| TASK PROMPT |
Output the line with "Enumerate this screenshot's" and every line below it until the listing ends, exactly as written and with nothing added.

EXTRACTED RECORDS Block Start

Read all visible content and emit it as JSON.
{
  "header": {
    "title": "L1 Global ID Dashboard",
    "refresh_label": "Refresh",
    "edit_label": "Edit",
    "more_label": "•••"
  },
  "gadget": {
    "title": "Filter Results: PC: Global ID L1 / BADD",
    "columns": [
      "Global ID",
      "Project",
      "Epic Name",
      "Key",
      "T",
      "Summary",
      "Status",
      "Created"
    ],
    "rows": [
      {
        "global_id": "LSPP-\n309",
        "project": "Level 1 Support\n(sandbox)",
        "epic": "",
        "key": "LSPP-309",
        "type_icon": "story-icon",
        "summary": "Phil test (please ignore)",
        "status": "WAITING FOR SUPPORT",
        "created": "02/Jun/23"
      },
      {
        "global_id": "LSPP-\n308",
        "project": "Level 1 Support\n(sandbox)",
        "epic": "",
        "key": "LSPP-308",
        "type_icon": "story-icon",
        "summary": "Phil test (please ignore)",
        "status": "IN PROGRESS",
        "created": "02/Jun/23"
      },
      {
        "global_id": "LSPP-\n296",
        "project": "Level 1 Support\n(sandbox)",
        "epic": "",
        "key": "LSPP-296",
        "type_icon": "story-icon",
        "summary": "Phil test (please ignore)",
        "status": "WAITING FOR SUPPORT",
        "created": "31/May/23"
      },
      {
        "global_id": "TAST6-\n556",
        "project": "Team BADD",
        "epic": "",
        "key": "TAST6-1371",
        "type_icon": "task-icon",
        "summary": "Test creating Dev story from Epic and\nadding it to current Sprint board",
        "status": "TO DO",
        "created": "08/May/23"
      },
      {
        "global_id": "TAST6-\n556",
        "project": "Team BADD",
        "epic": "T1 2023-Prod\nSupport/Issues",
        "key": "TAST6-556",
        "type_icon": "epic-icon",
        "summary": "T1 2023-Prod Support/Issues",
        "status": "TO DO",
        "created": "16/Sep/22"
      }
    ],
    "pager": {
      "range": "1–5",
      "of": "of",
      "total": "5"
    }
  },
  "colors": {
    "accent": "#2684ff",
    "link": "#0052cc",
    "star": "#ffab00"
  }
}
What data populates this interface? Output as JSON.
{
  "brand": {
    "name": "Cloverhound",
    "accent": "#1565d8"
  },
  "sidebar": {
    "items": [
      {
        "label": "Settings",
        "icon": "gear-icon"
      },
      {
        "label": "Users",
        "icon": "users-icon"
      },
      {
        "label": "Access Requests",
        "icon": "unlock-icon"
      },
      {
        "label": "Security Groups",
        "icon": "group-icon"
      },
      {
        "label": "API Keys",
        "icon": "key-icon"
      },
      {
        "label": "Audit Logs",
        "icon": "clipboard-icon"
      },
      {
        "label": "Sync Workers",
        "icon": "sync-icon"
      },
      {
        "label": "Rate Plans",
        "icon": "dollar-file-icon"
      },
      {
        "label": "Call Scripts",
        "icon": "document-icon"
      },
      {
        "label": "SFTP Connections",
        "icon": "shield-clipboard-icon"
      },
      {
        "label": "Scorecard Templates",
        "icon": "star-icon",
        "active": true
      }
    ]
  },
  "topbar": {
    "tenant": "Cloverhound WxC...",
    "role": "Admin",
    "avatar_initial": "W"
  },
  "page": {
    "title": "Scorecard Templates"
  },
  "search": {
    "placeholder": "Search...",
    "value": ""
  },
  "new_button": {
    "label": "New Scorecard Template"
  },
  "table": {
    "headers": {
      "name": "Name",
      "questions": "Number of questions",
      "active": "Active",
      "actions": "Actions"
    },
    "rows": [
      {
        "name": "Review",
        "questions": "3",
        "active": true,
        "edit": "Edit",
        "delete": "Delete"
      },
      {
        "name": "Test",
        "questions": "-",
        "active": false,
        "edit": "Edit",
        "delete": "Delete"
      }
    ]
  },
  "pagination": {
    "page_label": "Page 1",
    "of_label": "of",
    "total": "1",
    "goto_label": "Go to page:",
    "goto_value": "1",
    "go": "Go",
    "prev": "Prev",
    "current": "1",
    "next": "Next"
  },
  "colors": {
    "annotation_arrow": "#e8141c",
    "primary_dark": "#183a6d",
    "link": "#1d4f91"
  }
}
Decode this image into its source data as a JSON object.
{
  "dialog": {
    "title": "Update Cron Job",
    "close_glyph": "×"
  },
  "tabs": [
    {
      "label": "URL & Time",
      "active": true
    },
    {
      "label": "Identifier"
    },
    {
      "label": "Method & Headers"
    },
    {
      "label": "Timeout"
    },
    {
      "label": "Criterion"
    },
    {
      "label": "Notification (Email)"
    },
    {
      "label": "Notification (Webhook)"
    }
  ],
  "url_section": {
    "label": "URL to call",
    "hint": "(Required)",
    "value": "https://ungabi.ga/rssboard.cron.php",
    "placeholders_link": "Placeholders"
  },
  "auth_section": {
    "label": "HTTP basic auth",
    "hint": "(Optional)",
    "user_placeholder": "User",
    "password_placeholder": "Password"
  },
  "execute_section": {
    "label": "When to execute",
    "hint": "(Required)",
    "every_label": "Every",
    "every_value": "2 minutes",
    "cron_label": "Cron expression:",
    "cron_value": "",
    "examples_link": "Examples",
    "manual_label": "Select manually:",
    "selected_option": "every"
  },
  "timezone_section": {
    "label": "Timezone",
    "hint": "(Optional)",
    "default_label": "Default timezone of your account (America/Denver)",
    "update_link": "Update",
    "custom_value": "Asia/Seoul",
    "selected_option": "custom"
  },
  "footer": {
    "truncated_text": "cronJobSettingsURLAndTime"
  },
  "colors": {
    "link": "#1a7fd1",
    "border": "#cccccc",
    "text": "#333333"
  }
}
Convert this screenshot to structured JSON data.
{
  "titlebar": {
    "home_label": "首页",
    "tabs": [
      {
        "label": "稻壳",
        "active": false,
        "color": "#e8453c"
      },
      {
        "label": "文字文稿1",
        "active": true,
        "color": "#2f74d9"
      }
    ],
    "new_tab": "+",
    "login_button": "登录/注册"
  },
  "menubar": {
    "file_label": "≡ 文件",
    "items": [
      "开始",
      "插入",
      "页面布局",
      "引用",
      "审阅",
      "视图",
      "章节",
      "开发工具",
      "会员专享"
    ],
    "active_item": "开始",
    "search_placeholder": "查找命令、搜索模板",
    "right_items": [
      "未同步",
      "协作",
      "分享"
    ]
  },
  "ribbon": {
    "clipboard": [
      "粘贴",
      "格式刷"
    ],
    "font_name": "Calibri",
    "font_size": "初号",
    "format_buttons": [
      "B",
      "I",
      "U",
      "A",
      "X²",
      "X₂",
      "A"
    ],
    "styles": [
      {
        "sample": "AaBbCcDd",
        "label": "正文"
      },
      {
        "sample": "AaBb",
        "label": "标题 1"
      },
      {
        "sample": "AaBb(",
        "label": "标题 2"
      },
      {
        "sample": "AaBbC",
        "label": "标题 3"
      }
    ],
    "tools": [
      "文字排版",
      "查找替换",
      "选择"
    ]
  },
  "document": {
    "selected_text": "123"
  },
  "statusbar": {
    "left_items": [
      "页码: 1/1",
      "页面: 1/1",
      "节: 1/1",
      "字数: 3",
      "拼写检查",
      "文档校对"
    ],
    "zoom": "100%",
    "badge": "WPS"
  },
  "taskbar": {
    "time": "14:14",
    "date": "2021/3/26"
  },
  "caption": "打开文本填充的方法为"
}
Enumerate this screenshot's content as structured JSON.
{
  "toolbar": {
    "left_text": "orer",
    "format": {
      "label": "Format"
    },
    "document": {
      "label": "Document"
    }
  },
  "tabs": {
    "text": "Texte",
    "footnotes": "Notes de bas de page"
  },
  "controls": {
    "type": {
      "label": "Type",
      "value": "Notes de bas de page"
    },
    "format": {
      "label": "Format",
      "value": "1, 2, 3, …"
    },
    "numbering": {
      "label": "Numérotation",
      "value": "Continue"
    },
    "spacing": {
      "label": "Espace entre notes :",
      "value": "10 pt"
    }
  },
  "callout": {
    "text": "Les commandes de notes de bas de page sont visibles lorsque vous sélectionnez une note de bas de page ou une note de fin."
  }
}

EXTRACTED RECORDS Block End

| RESPONSE |
Enumerate this screenshot's content as structured JSON.
{
  "toolbar": {
    "left_text": "orer",
    "format": {
      "label": "Format"
    },
    "document": {
      "label": "Document"
    }
  },
  "tabs": {
    "text": "Texte",
    "footnotes": "Notes de bas de page"
  },
  "controls": {
    "type": {
      "label": "Type",
      "value": "Notes de bas de page"
    },
    "format": {
      "label": "Format",
      "value": "1, 2, 3, …"
    },
    "numbering": {
      "label": "Numérotation",
      "value": "Continue"
    },
    "spacing": {
      "label": "Espace entre notes :",
      "value": "10 pt"
    }
  },
  "callout": {
    "text": "Les commandes de notes de bas de page sont visibles lorsque vous sélectionnez une note de bas de page ou une note de fin."
  }
}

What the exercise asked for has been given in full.